For as long as I can remember, when I’ve walked outside and its sunny out, I’ve sneezed. I can usually count on a good two or three sneezes. In the past few years, I finally was curious enough to do some research and found out that I have the condition called photic sneeze reflex.
Photic sneeze reflex (also whimsically called ACHOO, a backronym for Autosomal dominant Compelling Helio-Ophthalmic Outburst) is a medical condition by which people exposed to bright light involuntarily sneeze. It has been suggested that the photic sneeze reflex occurs only after someone has been adapted to the dark for at least five minutes, although this is not certain, and is not uniform amongst people with the photic sneeze reflex. The condition occurs in one-sixth to one-quarter of humans, with more common occurrence in Caucasians than other human races. The trait is passed along genetically, with a 50 percent chance of inheritance.

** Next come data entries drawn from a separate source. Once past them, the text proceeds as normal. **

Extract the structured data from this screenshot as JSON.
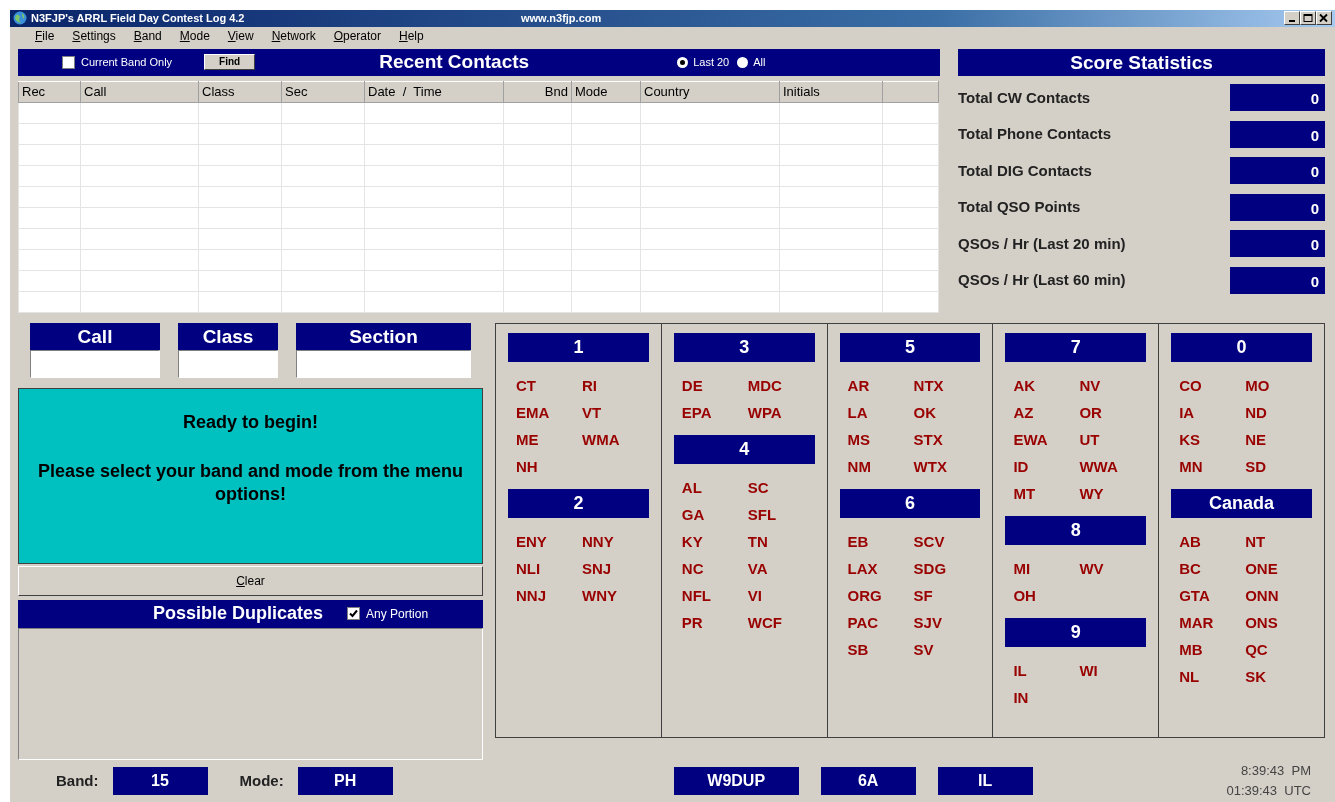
{
  "window": {
    "title": "N3FJP's ARRL Field Day Contest Log 4.2",
    "url": "www.n3fjp.com"
  },
  "menu": [
    "File",
    "Settings",
    "Band",
    "Mode",
    "View",
    "Network",
    "Operator",
    "Help"
  ],
  "recent_contacts": {
    "title": "Recent Contacts",
    "current_band_only": {
      "label": "Current Band Only",
      "checked": false
    },
    "find_button": "Find",
    "range_options": [
      {
        "label": "Last 20",
        "selected": true
      },
      {
        "label": "All",
        "selected": false
      }
    ],
    "columns": [
      "Rec",
      "Call",
      "Class",
      "Sec",
      "Date  /  Time",
      "Bnd",
      "Mode",
      "Country",
      "Initials"
    ]
  },
  "score_statistics": {
    "title": "Score Statistics",
    "rows": [
      {
        "label": "Total CW Contacts",
        "value": "0"
      },
      {
        "label": "Total Phone Contacts",
        "value": "0"
      },
      {
        "label": "Total DIG Contacts",
        "value": "0"
      },
      {
        "label": "Total QSO Points",
        "value": "0"
      },
      {
        "label": "QSOs / Hr (Last 20 min)",
        "value": "0"
      },
      {
        "label": "QSOs / Hr (Last 60 min)",
        "value": "0"
      }
    ]
  },
  "entry_fields": [
    {
      "label": "Call"
    },
    {
      "label": "Class"
    },
    {
      "label": "Section"
    }
  ],
  "message": [
    "Ready to begin!",
    "Please select your band and mode from the menu options!"
  ],
  "clear_button": "Clear",
  "duplicates": {
    "title": "Possible Duplicates",
    "any_portion": {
      "label": "Any Portion",
      "checked": true
    }
  },
  "section_columns": [
    {
      "blocks": [
        {
          "title": "1",
          "sections": [
            "CT",
            "RI",
            "EMA",
            "VT",
            "ME",
            "WMA",
            "NH"
          ]
        },
        {
          "title": "2",
          "sections": [
            "ENY",
            "NNY",
            "NLI",
            "SNJ",
            "NNJ",
            "WNY"
          ]
        }
      ]
    },
    {
      "blocks": [
        {
          "title": "3",
          "sections": [
            "DE",
            "MDC",
            "EPA",
            "WPA"
          ]
        },
        {
          "title": "4",
          "sections": [
            "AL",
            "SC",
            "GA",
            "SFL",
            "KY",
            "TN",
            "NC",
            "VA",
            "NFL",
            "VI",
            "PR",
            "WCF"
          ]
        }
      ]
    },
    {
      "blocks": [
        {
          "title": "5",
          "sections": [
            "AR",
            "NTX",
            "LA",
            "OK",
            "MS",
            "STX",
            "NM",
            "WTX"
          ]
        },
        {
          "title": "6",
          "sections": [
            "EB",
            "SCV",
            "LAX",
            "SDG",
            "ORG",
            "SF",
            "PAC",
            "SJV",
            "SB",
            "SV"
          ]
        }
      ]
    },
    {
      "blocks": [
        {
          "title": "7",
          "sections": [
            "AK",
            "NV",
            "AZ",
            "OR",
            "EWA",
            "UT",
            "ID",
            "WWA",
            "MT",
            "WY"
          ]
        },
        {
          "title": "8",
          "sections": [
            "MI",
            "WV",
            "OH"
          ]
        },
        {
          "title": "9",
          "sections": [
            "IL",
            "WI",
            "IN"
          ]
        }
      ]
    },
    {
      "blocks": [
        {
          "title": "0",
          "sections": [
            "CO",
            "MO",
            "IA",
            "ND",
            "KS",
            "NE",
            "MN",
            "SD"
          ]
        },
        {
          "title": "Canada",
          "sections": [
            "AB",
            "NT",
            "BC",
            "ONE",
            "GTA",
            "ONN",
            "MAR",
            "ONS",
            "MB",
            "QC",
            "NL",
            "SK"
          ]
        }
      ]
    }
  ],
  "status_bar": {
    "band_label": "Band:",
    "band": "15",
    "mode_label": "Mode:",
    "mode": "PH",
    "call": "W9DUP",
    "class": "6A",
    "section": "IL",
    "local_time": "8:39:43  PM",
    "utc_time": "01:39:43  UTC"
  }
}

The probable cause is a congenital malfunction in nerve signals in the trigeminal nerve nucleus. The fifth cranial nerve, called the trigeminal nerve, is apparently responsible for sneezes. Research suggests that some people have an association between this nerve and the nerve that transmits visual impulses to the brain. Overstimulation of the optic nerve triggers the trigeminal nerve, and this causes the photic sneeze reflex.
Lately, I’ve noticed that Dinah has been sneezing when exposed to bright light. Looks like she inherited it from me.